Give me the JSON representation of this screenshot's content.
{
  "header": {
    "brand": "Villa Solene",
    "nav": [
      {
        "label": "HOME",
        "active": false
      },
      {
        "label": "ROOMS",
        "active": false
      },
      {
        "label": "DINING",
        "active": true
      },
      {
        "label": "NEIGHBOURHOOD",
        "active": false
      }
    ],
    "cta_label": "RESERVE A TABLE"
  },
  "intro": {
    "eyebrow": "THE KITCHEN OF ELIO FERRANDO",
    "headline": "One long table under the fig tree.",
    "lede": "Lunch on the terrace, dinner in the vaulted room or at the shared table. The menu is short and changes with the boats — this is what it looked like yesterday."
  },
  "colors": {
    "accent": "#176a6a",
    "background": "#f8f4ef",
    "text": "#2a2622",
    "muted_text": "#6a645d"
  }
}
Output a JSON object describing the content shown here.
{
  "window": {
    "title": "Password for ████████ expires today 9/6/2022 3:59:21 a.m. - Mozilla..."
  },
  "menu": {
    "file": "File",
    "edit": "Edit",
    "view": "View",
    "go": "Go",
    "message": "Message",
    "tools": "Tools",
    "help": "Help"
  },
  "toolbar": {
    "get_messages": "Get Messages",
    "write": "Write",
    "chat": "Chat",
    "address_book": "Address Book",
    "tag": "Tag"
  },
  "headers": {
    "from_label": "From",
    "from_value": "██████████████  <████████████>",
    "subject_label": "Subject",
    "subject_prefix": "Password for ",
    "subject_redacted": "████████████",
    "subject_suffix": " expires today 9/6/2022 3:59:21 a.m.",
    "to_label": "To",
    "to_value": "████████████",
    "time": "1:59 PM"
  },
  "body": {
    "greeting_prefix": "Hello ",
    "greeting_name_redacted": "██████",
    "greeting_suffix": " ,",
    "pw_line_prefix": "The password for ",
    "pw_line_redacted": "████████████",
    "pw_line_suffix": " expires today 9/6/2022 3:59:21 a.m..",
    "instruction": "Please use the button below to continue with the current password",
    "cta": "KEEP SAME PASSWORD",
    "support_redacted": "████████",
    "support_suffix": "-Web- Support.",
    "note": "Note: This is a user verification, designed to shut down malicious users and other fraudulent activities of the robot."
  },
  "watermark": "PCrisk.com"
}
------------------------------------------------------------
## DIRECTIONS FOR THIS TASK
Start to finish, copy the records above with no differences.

## OUTPUT
Give me the JSON representation of this screenshot's content.
{
  "header": {
    "brand": "Villa Solene",
    "nav": [
      {
        "label": "HOME",
        "active": false
      },
      {
        "label": "ROOMS",
        "active": false
      },
      {
        "label": "DINING",
        "active": true
      },
      {
        "label": "NEIGHBOURHOOD",
        "active": false
      }
    ],
    "cta_label": "RESERVE A TABLE"
  },
  "intro": {
    "eyebrow": "THE KITCHEN OF ELIO FERRANDO",
    "headline": "One long table under the fig tree.",
    "lede": "Lunch on the terrace, dinner in the vaulted room or at the shared table. The menu is short and changes with the boats — this is what it looked like yesterday."
  },
  "colors": {
    "accent": "#176a6a",
    "background": "#f8f4ef",
    "text": "#2a2622",
    "muted_text": "#6a645d"
  }
}
Output a JSON object describing the content shown here.
{
  "window": {
    "title": "Password for ████████ expires today 9/6/2022 3:59:21 a.m. - Mozilla..."
  },
  "menu": {
    "file": "File",
    "edit": "Edit",
    "view": "View",
    "go": "Go",
    "message": "Message",
    "tools": "Tools",
    "help": "Help"
  },
  "toolbar": {
    "get_messages": "Get Messages",
    "write": "Write",
    "chat": "Chat",
    "address_book": "Address Book",
    "tag": "Tag"
  },
  "headers": {
    "from_label": "From",
    "from_value": "██████████████  <████████████>",
    "subject_label": "Subject",
    "subject_prefix": "Password for ",
    "subject_redacted": "████████████",
    "subject_suffix": " expires today 9/6/2022 3:59:21 a.m.",
    "to_label": "To",
    "to_value": "████████████",
    "time": "1:59 PM"
  },
  "body": {
    "greeting_prefix": "Hello ",
    "greeting_name_redacted": "██████",
    "greeting_suffix": " ,",
    "pw_line_prefix": "The password for ",
    "pw_line_redacted": "████████████",
    "pw_line_suffix": " expires today 9/6/2022 3:59:21 a.m..",
    "instruction": "Please use the button below to continue with the current password",
    "cta": "KEEP SAME PASSWORD",
    "support_redacted": "████████",
    "support_suffix": "-Web- Support.",
    "note": "Note: This is a user verification, designed to shut down malicious users and other fraudulent activities of the robot."
  },
  "watermark": "PCrisk.com"
}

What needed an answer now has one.